The word "graph" has two meanings in math. The most common usage is any pictoral representation of numerical stuff, like pie charts and histograms, or a line drawing that corresponds to an equation, like a line or a parabola, or a jagged line that tracks some variable over time, like a stock market plot.
When mathematicians talk about "graph theory", it means dots connected by lines as in the pictures below, though technically the dots are called vertices and the lines are called edges. Earlier Wednesday Math posts have dealt with graph theory, most notably the Road Coloring Problem, the way to check if a structure is rigid, and the Traveling Salesman Problem, one of the difficult problems in the category known as NP-complete.
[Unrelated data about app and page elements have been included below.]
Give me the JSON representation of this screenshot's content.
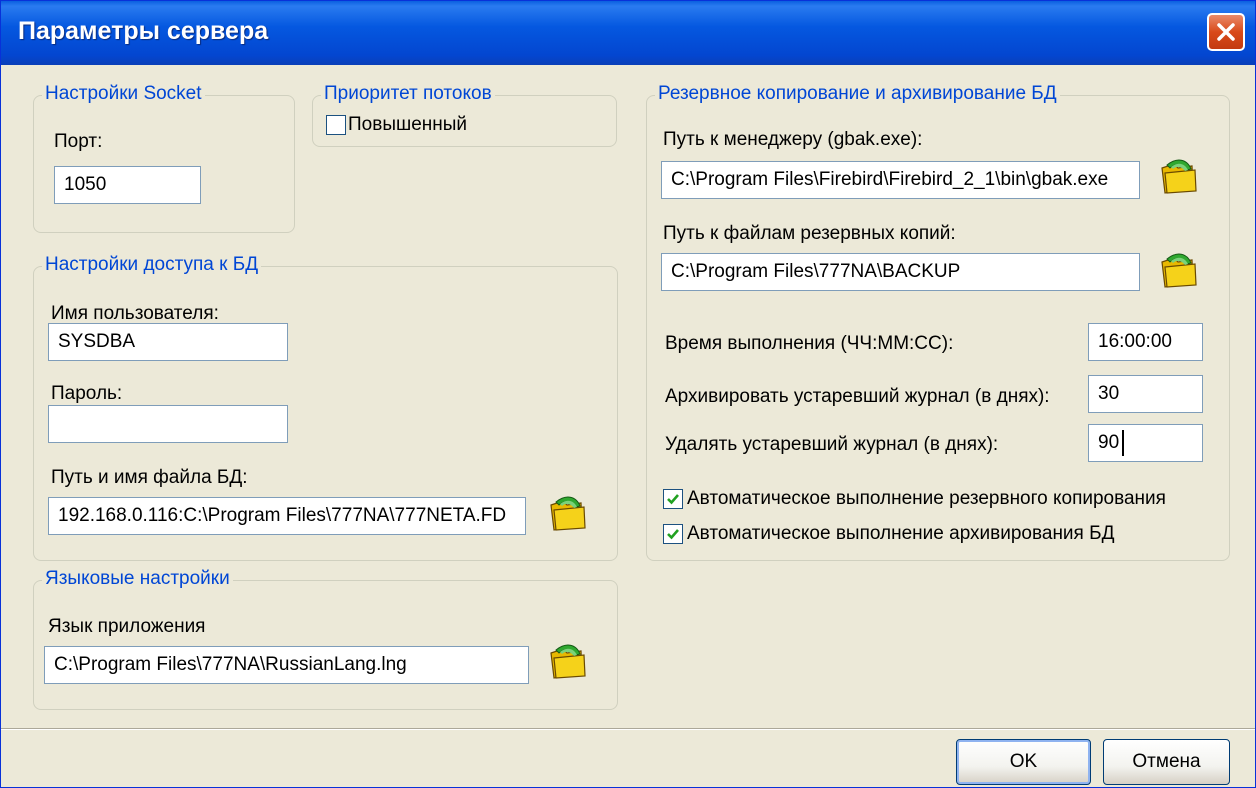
{
  "window": {
    "title": "Параметры сервера"
  },
  "socket": {
    "legend": "Настройки Socket",
    "port_label": "Порт:",
    "port_value": "1050"
  },
  "threads": {
    "legend": "Приоритет потоков",
    "elevated_label": "Повышенный",
    "elevated_checked": false
  },
  "db_access": {
    "legend": "Настройки доступа к БД",
    "user_label": "Имя пользователя:",
    "user_value": "SYSDBA",
    "password_label": "Пароль:",
    "password_value": "",
    "path_label": "Путь и имя файла БД:",
    "path_value": "192.168.0.116:C:\\Program Files\\777NA\\777NETA.FD"
  },
  "language": {
    "legend": "Языковые настройки",
    "lang_label": "Язык приложения",
    "lang_value": "C:\\Program Files\\777NA\\RussianLang.lng"
  },
  "backup": {
    "legend": "Резервное копирование и архивирование БД",
    "manager_label": "Путь к менеджеру (gbak.exe):",
    "manager_value": "C:\\Program Files\\Firebird\\Firebird_2_1\\bin\\gbak.exe",
    "backup_path_label": "Путь к файлам резервных копий:",
    "backup_path_value": "C:\\Program Files\\777NA\\BACKUP",
    "time_label": "Время выполнения (ЧЧ:ММ:СС):",
    "time_value": "16:00:00",
    "archive_label": "Архивировать устаревший журнал (в днях):",
    "archive_value": "30",
    "delete_label": "Удалять устаревший журнал (в днях):",
    "delete_value": "90",
    "auto_backup_label": "Автоматическое выполнение резервного копирования",
    "auto_backup_checked": true,
    "auto_archive_label": "Автоматическое выполнение архивирования БД",
    "auto_archive_checked": true
  },
  "buttons": {
    "ok": "OK",
    "cancel": "Отмена"
  },
  "icons": {
    "browse": "folder-open-icon",
    "close": "close-icon",
    "check": "checkmark-icon"
  },
  "colors": {
    "title_bar": "#0558e0",
    "legend_text": "#0046d5",
    "check_mark": "#21a121",
    "close_button": "#d94a1a"
  }
}
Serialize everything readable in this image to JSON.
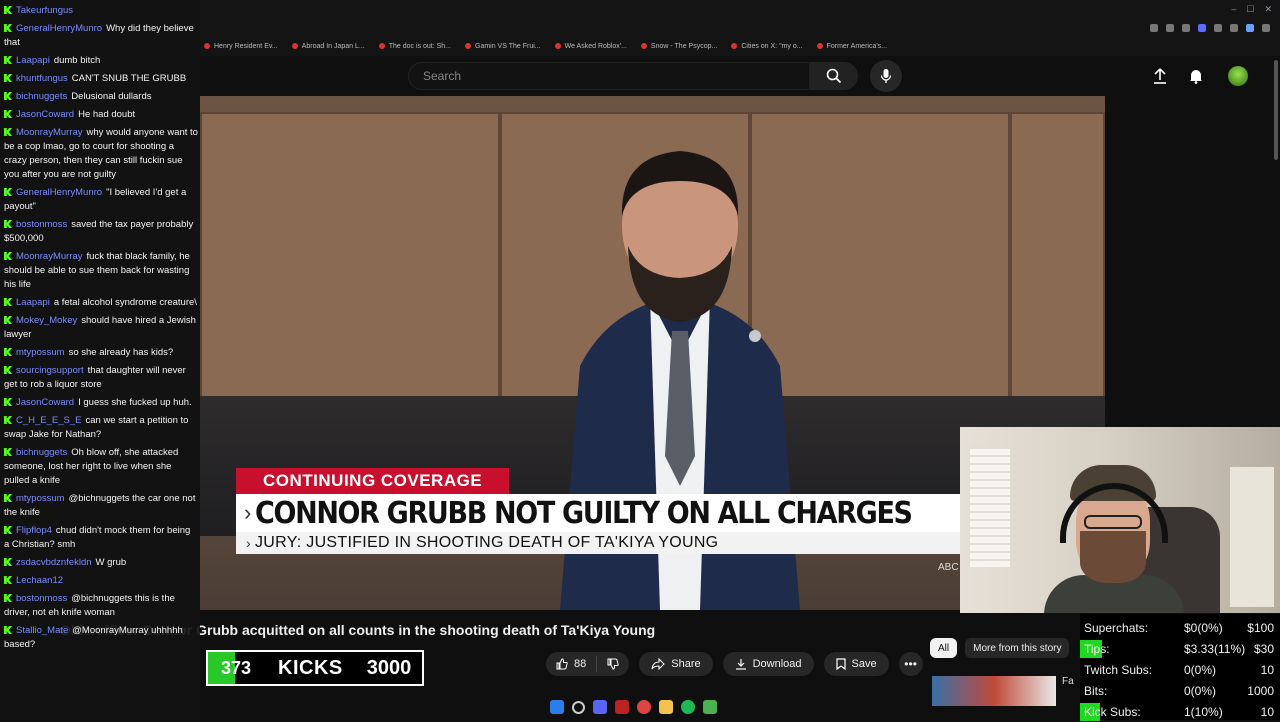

One type of graph is called a weighted graph, where numbers are associated with the edges. Usually the number are positive, but not always, and they can represent distances or costs or capacities or any of a number other concepts, so the word "weight" is used instead of "length". For example, if the numbers in this graph were lengths, these shouldn't be straight lines. Notice the 5, 2 and 1 weights, marked in boxes at the top of the graph. If I wanted to travel from the middle top point to the point just to the right, going down first and then up would be a short cut, 2+1=3 instead of the "straight line" distance of 5, and from last week's post about the triangle inequality, we aren't supposed to have short cuts.
Let's assume instead that the numbers represent costs in this case. Our challenge is to find a subset of edges that connect every vertex to every other vertex for the lowest cost. This problem is called the minimal spanning tree.
Like many problems in math, there is more than one correct way to solve this problem and there may be more than one correct answer. The two most famous methods are called Prim's Algorithm and Kruskal's Algorithm, both named for guys who worked at Bell Labs back in the 1950's. Both are called "greedy algorithms", where the way to get the best answer for the final problem is to take the best option at every step of the method.
One of the minimal spanning trees for this graph is shown in red lines. Note that some cheap edges aren't used, like many of the edges with cost equal to 4, while the edge with cost equal to 7, marked in a red circle in the lower right hand has to be used, because that is the cheapest way to connect the lower right hand vertex to the rest of the graph. The only other choice is the edge with cost 8.
In this graph, there are two different sets of edges that can do the same job of connecting everything for the same cost. Since the cost is "minimal", that is the part of the solution that cannot change, but the two edges with cost 3 marked in boxes are interchangable. If we remove the edge at the top and replace it with the edge in the middle, we still have total connectivity at the lowest possible price.
Finding the number of different minimal spanning trees is Matty Boy's personal contribution to higher mathematics. I came up with a method for doing this, though it isn't the only one. As of a few years ago, my method was being taught at Stanford by Persi Diaconis, a well-known name in statistics and math, who I met at a few local math conferences.
Finding alternate minimal spanning trees can be useful in a really big graph, like the connections between computer nodes that make up the internet. If different users are making use of different minimal spanning trees at the same time, this can cut down on traffic congestion and make the internet faster for everybody while keeping costs low. Because these are greedy algorithms, the problem of finding minimal spanning trees can be solved very quickly on a fast computer, even for a very big instance of the problem, like a graph the size of the entire internet.